Klimt became one of the founding members and president of the Wiener Sezession (Vienna Secession) in 1897 and of the group’s periodical Ver Sacrum (Sacred Spring). He remained with the Secession until 1908. The group’s goals were to provide exhibitions for unconventional young artists, to bring the best foreign artists works to Vienna, and to publish its own magazine to showcase members’ work. The group declared no manifesto and did not set out to encourage any particular style – Naturalists, Realists, and Symbolists all coexisted. The government supported their efforts and gave them a lease on public land to erect an exhibition hall. The group’s symbol was Pallas Athena, the Greek goddess of just causes, wisdom, and the arts – and Klimt painted his radical version in 1898.
I can paint and draw. … Only two things are certain. 1) I have never painted a self-portrait. I am less interested in myself as a subject for painting than I am in other people, above all women. But other subjects interest me even more.
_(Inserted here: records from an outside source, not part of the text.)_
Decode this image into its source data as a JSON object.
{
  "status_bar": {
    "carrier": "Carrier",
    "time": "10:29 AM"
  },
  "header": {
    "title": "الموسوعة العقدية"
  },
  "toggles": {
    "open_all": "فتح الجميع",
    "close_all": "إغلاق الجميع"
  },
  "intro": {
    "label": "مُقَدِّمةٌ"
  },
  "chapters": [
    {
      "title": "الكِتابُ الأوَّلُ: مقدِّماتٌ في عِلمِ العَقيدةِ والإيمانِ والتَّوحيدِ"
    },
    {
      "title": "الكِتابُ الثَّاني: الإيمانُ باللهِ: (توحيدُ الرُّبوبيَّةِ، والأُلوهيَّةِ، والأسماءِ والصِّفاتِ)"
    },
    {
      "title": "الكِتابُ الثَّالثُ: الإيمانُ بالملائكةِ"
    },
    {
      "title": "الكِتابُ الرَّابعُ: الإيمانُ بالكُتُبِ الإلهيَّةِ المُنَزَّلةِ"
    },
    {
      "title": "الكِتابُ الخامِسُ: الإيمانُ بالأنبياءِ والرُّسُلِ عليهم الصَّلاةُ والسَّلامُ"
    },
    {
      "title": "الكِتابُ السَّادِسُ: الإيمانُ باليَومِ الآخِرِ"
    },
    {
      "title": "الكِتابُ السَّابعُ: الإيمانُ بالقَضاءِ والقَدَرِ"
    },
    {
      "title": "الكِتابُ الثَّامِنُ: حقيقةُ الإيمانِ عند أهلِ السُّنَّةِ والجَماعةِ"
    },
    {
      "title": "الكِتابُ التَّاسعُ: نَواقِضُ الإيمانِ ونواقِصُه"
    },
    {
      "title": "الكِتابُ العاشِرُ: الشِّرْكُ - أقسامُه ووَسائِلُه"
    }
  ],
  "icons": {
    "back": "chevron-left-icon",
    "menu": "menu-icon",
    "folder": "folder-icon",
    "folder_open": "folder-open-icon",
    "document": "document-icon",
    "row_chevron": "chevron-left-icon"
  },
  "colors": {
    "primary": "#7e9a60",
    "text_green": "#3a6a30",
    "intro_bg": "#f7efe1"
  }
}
I am convinced that I am not particularly interesting as a person. There is nothing special about me. I am a painter who paints day after day from morning until night. Figures and landscapes, portraits less often. 2) I have the gift of neither the spoken nor the written word, especially if I have to say something about myself or my work. Whoever wants to know something about me – as an artist, the only notable thing – ought to look carefully at my pictures and try to see in them what I am and what I want to do…. –Gustav Klimt